On a cold day in February we interviewed Michael Kennard from Compost Club in Lewes, East Sussex, about the role that Compost Tumblers play in creating gold-standard compost.
What exactly is Compost Club?
The club’s mission is to help build ‘healthy soil to produce healthy plants for healthy humans and all life on earth.’
Working on a subscription basis, the club offers a double service, taking in people’s food waste and turning it into quality compost.
Members – households and businesses – are given a 30-litre bucket to fill with food waste, which gets collected every three weeks and turned over time into compost. Members receive compost in the Spring and any surplus is sold.
‘This turns the ethical choice into a convenient one,’ says Michael. ‘Often the convenient choice is a negative one when it comes to ecology.’
The service is so popular that membership is full and there is a waiting list. The club is crowdfunding to double the number of households they serve to meet the growing demand and there are plans to develop more sites.
Living compost that regenerates soil
The Lewes site currently recycles 160 tubs of food waste every three weeks, around 80,000 litres per year, but the hope is to expand to a point where they can recycle 60 tonnes of food waste per site per year, serving 240 – 300 households in the Lewes, Brighton and Hove area.
Michael is enthusiastic about the quality of the compost that is produced.
‘It’s full of the organisms which give life to the soil. We call it Living Compost Inoculum but we’re thinking of rebranding it as Zero Waste Compost because it literally is made from waste and turned into something really valuable – living compost that regenerates soil. I’ve looked at it under the microscope – there’s bacteria, protozoa, fungi, nematodes….right up to bigger things like worms.’
Michael also runs workshops and courses for community groups to spread the message so the whole community can grow – literally – along with the club.
How did Compost Club come about?
Michael has always had an interest in gardening and been engaged environmentally. He and his wife got an allotment and composted all their own food waste. When the first lockdown hit, Michael was growing on a market garden scale and needed a lot of compost.
‘If I was looking to regenerate soil, it had to be of a certain quality, but it just wasn’t available. The only option was to make it, so I needed it on a bigger scale with more food waste and other input.’
He quickly had more people asking him to take their food waste than he could cope with, so the idea for the club came into being. Compost clubs are more common in America but there are not many in the UK. ‘There’s a massive gap for something here,’ says Michael.
The 24 Compost Tumblers on the club’s Lewes site have proved very helpful.
‘We’ve been able to get through a lot more volume because the Tumbler’s turning handle saves time and makes turning effortless, so I’m able to go along the row turning the handles. They also hold moisture and the vents mean the contents can breathe.’
Winter is a particularly busy time as the composting micro-organisms are given a helping hand to keep working efficiently in cold temperatures.

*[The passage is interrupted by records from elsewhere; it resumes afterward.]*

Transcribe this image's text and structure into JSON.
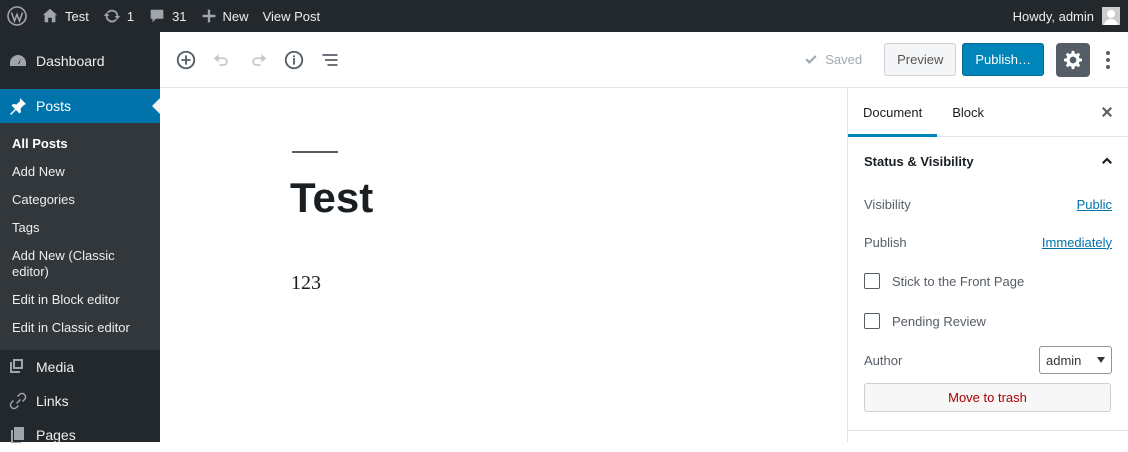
{
  "adminbar": {
    "site_name": "Test",
    "updates_count": "1",
    "comments_count": "31",
    "new_label": "New",
    "view_post_label": "View Post",
    "howdy": "Howdy, admin"
  },
  "menu": {
    "dashboard": "Dashboard",
    "posts": "Posts",
    "posts_sub": [
      "All Posts",
      "Add New",
      "Categories",
      "Tags",
      "Add New (Classic editor)",
      "Edit in Block editor",
      "Edit in Classic editor"
    ],
    "media": "Media",
    "links": "Links",
    "pages": "Pages"
  },
  "toolbar": {
    "saved_label": "Saved",
    "preview_label": "Preview",
    "publish_label": "Publish…"
  },
  "post": {
    "title": "Test",
    "body": "123"
  },
  "sidebar": {
    "tab_document": "Document",
    "tab_block": "Block",
    "panel_title": "Status & Visibility",
    "visibility_label": "Visibility",
    "visibility_value": "Public",
    "publish_label": "Publish",
    "publish_value": "Immediately",
    "sticky_label": "Stick to the Front Page",
    "pending_label": "Pending Review",
    "author_label": "Author",
    "author_value": "admin",
    "trash_label": "Move to trash"
  },
  "colors": {
    "adminbar_bg": "#23282d",
    "menu_current": "#0073aa",
    "publish_button": "#0085ba",
    "trash_text": "#aa0000"
  }
}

Getting ready to tumble
Food waste is put through the Tumblers mixed 50/50 with wood chips. Wood chips are used because a high volume of carbon is needed to balance the high nitrogen content of all the food waste. When the waste has been tumbled and broken down enough it joins the end of a windrow. From there it continues breaking down, getting turned occasionally and gradually progressing down the windrow until it reaches the maturing stage. Fungi proliferate the pile and worms are added for a finishing flourish. The site is a hive of activity, with different tumblers and maturation bays all playing a part.
Michael adds that many people are now adding biochar to their compost bins. This is a product formed by pyrolysis, whereby scrap wood is burned without oxygen. Biochar provides pure stable carbon, which locks carbon in the soil.

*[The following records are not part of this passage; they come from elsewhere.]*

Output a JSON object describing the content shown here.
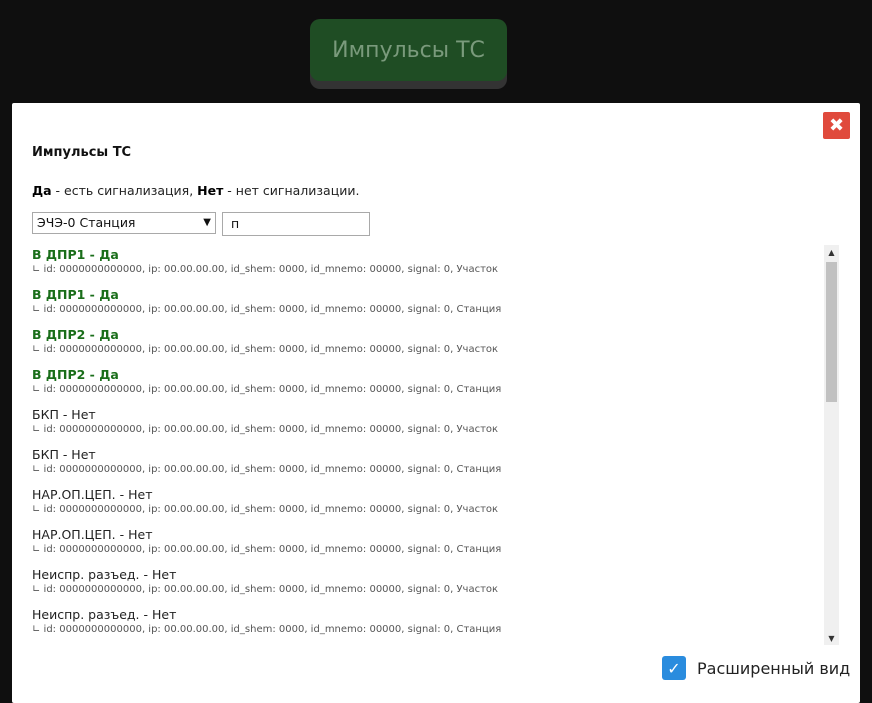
{
  "top_button": {
    "label": "Импульсы ТС"
  },
  "modal": {
    "title": "Импульсы ТС",
    "close_glyph": "✖",
    "legend": {
      "yes_word": "Да",
      "yes_text": " - есть сигнализация, ",
      "no_word": "Нет",
      "no_text": " - нет сигнализации."
    },
    "filter": {
      "select_value": "ЭЧЭ-0 Станция",
      "search_value": "п"
    },
    "items": [
      {
        "name": "В ДПР1 - Да",
        "active": true,
        "meta": "∟ id: 0000000000000, ip: 00.00.00.00, id_shem: 0000, id_mnemo: 00000, signal: 0, Участок"
      },
      {
        "name": "В ДПР1 - Да",
        "active": true,
        "meta": "∟ id: 0000000000000, ip: 00.00.00.00, id_shem: 0000, id_mnemo: 00000, signal: 0, Станция"
      },
      {
        "name": "В ДПР2 - Да",
        "active": true,
        "meta": "∟ id: 0000000000000, ip: 00.00.00.00, id_shem: 0000, id_mnemo: 00000, signal: 0, Участок"
      },
      {
        "name": "В ДПР2 - Да",
        "active": true,
        "meta": "∟ id: 0000000000000, ip: 00.00.00.00, id_shem: 0000, id_mnemo: 00000, signal: 0, Станция"
      },
      {
        "name": "БКП - Нет",
        "active": false,
        "meta": "∟ id: 0000000000000, ip: 00.00.00.00, id_shem: 0000, id_mnemo: 00000, signal: 0, Участок"
      },
      {
        "name": "БКП - Нет",
        "active": false,
        "meta": "∟ id: 0000000000000, ip: 00.00.00.00, id_shem: 0000, id_mnemo: 00000, signal: 0, Станция"
      },
      {
        "name": "НАР.ОП.ЦЕП. - Нет",
        "active": false,
        "meta": "∟ id: 0000000000000, ip: 00.00.00.00, id_shem: 0000, id_mnemo: 00000, signal: 0, Участок"
      },
      {
        "name": "НАР.ОП.ЦЕП. - Нет",
        "active": false,
        "meta": "∟ id: 0000000000000, ip: 00.00.00.00, id_shem: 0000, id_mnemo: 00000, signal: 0, Станция"
      },
      {
        "name": "Неиспр. разъед. - Нет",
        "active": false,
        "meta": "∟ id: 0000000000000, ip: 00.00.00.00, id_shem: 0000, id_mnemo: 00000, signal: 0, Участок"
      },
      {
        "name": "Неиспр. разъед. - Нет",
        "active": false,
        "meta": "∟ id: 0000000000000, ip: 00.00.00.00, id_shem: 0000, id_mnemo: 00000, signal: 0, Станция"
      }
    ],
    "extended_view": {
      "label": "Расширенный вид",
      "checked": true
    }
  }
}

Waste is a human thing
‘It’s beautiful stuff,’ says Michael. ‘It boosts carbon in the soil and if you use the no-dig method it stays there.’
The club hopes to form links with agriculture providing food for the area. Compost Club would intercept the waste that is produced, before exporting the finished compost back to the fields to be used instead of inorganic fertilisers.
‘So you create a closed loop with no waste, which is how natural systems work. Waste is a human thing. I’m trying to become a giant earthworm, I guess!’
Members come from all walks of life. One is a local footballer who signed for Lewes and had heard about the club on social media. He got in touch with Michael and there is now a community garden at the stadium, along with a couple of Tumblers composting the food waste created there.
‘In Brighton we’re quite lucky, it’s a green city with a lot of green-minded people and businesses,’ says Michael.
Any composting tips for other would-be earthworms?
Michael says he sometimes sees people with a Green Johanna who have added food waste but not provided enough carbon so the mixture is too wet. They have too much nitrogen and not enough carbon. In such cases, he suggests adding carbon in the form of shredded card and paper.
Again, he recommends wood chips as they ‘last longer, hold structure and create pathways for the air. If you add a bucket of food waste, add a bucket of wood chippings.’
He adds that the compost mix should contain 50% moisture. A test is to take a big handful and squeeze tight – only a couple of drops of liquid should come out.
And don’t forget to turn your compost to get plenty of oxygen into the mix.
Michael’s booklet, or e-book, How to Hot Compost is available from the Compost Club website www.compostclub.online